By Mike Huckabee
Democrats are going through the stages of grief all at once as they realize there is nothing they can do to prevent President Trump from exercising his Constitutional authority to nominate a replacement for Supreme Court Justice Anthony Kennedy. Well, the first four stages at least: denial, anger, bargaining and depression. I predict that they will never reach “acceptance.”
As part of their “bargaining” phase, Democrats have tried invoking the “Biden rule,” which apples to Presidents leaving office soon, not mid-first-term Presidents that Democrats fantasize about removing from office soon. Their hopes that outgoing renegade Republican Senator Jeff Flake would block Trump’s nominee also crumbled on Thursday, when Flake announced that he’s got enough leverage on tariffs from blocking circuit court judges and won’t block Trump’s Supreme Court pick (that might tank his current 32% approval rating.)
I feel sorry for whoever agrees to accept the nomination, because no matter how qualified, respected and clean as a hound’s tooth the nominee might be, the left is already gearing up to paint him or her as the biggest monster since Godzilla. Here’s a typical unhinged tweet from a distraught social justice warrior:
“Literally in tears. Haven’t felt this hopeless in a long time. With Justice Kennedy leaving, we now have two options as Americans: get fitted for your Nazi uniform or report directly to your death camp. How do you fight the darkness without light? My spark is going out.”
It sounds as if his spark of intelligence already went out, and before he ever took a history class on World War II, if he ever did. I keep wondering how a series of court rulings that reinforce individual freedom from government encroachment somehow advance the cause of authoritarian tyranny. As one pundit noted, if Trump were really an authoritarian, he wouldn’t appeal to the Supreme Court at all, he would just use his pen and his phone to write laws unilaterally, like another President we could all name.
Senate Majority Leader Mitch McConnell has taken a lot of criticism from conservatives, but they should thank him for not letting Obama make a last-minute appointment of Merrick Garland (who likely would have ruled in favor of government encroachment on individual rights in every one of these recent cases) and for promising a confirmation vote before the election. The numbers aren’t good for Democrats to take over the Senate (and thanks to the Democrats' rule-changing precedent, McConnell can invoke the nuclear option, block a filibuster and confirm with a simple majority). But a pre-election vote will force embattled Democratic incumbents from pro-Trump states to let their constituents know whether they will side with the President in approving Justices who protect the Constitution and the Bill of Rights instead of legislating from the bench, or side with their party in what will likely be the biggest public sliming since the “Ghostbusters” remake.

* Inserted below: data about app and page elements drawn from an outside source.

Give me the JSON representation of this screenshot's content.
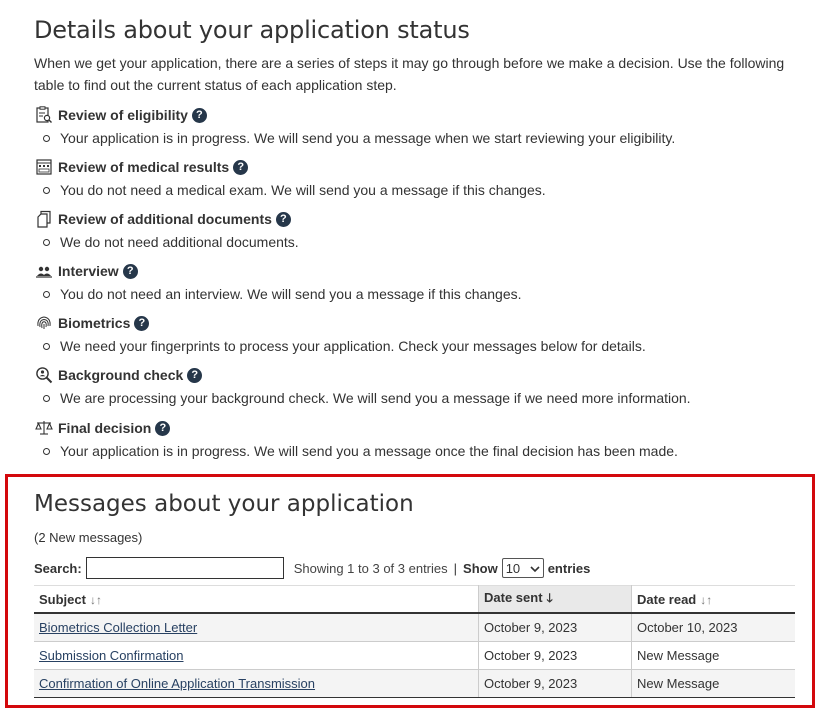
{
  "page": {
    "title": "Details about your application status",
    "intro": "When we get your application, there are a series of steps it may go through before we make a decision. Use the following table to find out the current status of each application step."
  },
  "steps": [
    {
      "title": "Review of eligibility",
      "desc": "Your application is in progress. We will send you a message when we start reviewing your eligibility.",
      "icon": "clipboard-search-icon"
    },
    {
      "title": "Review of medical results",
      "desc": "You do not need a medical exam. We will send you a message if this changes.",
      "icon": "medical-report-icon"
    },
    {
      "title": "Review of additional documents",
      "desc": "We do not need additional documents.",
      "icon": "documents-icon"
    },
    {
      "title": "Interview",
      "desc": "You do not need an interview. We will send you a message if this changes.",
      "icon": "people-icon"
    },
    {
      "title": "Biometrics",
      "desc": "We need your fingerprints to process your application. Check your messages below for details.",
      "icon": "fingerprint-icon"
    },
    {
      "title": "Background check",
      "desc": "We are processing your background check. We will send you a message if we need more information.",
      "icon": "magnifier-person-icon"
    },
    {
      "title": "Final decision",
      "desc": "Your application is in progress. We will send you a message once the final decision has been made.",
      "icon": "scales-icon"
    }
  ],
  "help_glyph": "?",
  "messages": {
    "title": "Messages about your application",
    "new_count": "(2 New messages)",
    "search_label": "Search:",
    "info": "Showing 1 to 3 of 3 entries",
    "separator": "|",
    "show_label": "Show",
    "show_value": "10",
    "entries_label": "entries",
    "columns": {
      "subject": "Subject",
      "date_sent": "Date sent",
      "date_read": "Date read"
    },
    "rows": [
      {
        "subject": "Biometrics Collection Letter",
        "date_sent": "October 9, 2023",
        "date_read": "October 10, 2023"
      },
      {
        "subject": "Submission Confirmation",
        "date_sent": "October 9, 2023",
        "date_read": "New Message"
      },
      {
        "subject": "Confirmation of Online Application Transmission",
        "date_sent": "October 9, 2023",
        "date_read": "New Message"
      }
    ]
  },
  "colors": {
    "highlight_border": "#d3080c",
    "help_badge": "#26374a",
    "link": "#284162"
  }
}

One important point that’s getting overlooked in all the coverage of the impotent rage from the left over this basic function of government: If the retirement of just one judge is so earth-shattering that it’s going to spell the END OF THE WORLD, then we have invested way too much power in the judiciary. And by the way, why do we even have liberal and conservative wings of the Supreme Court? Aren’t they supposed to base their decisions on the law and the Constitution, not their political opinions?
The Founders intended this to be a nation run by elected representatives of the people, not appointed lawyers with lifetime tenures. The fight over the vital importance of that one judicial seat provides convincing evidence that it’s time to roll back the power of the activist judiciary. I can’t think of a better way to start than by confirming a strict constructionist to the swing seat.
Evening Edition - June 28
By Mike Huckabee
A wrap-up of all the news you might have missed yesterday!
"Jesus said unto her, I am the resurrection, and the life: he that believeth in me, though he were dead, yet shall he live: And whosoever liveth and believeth in me shall never die. Believest thou this?"
- John 11:25-26 - KJV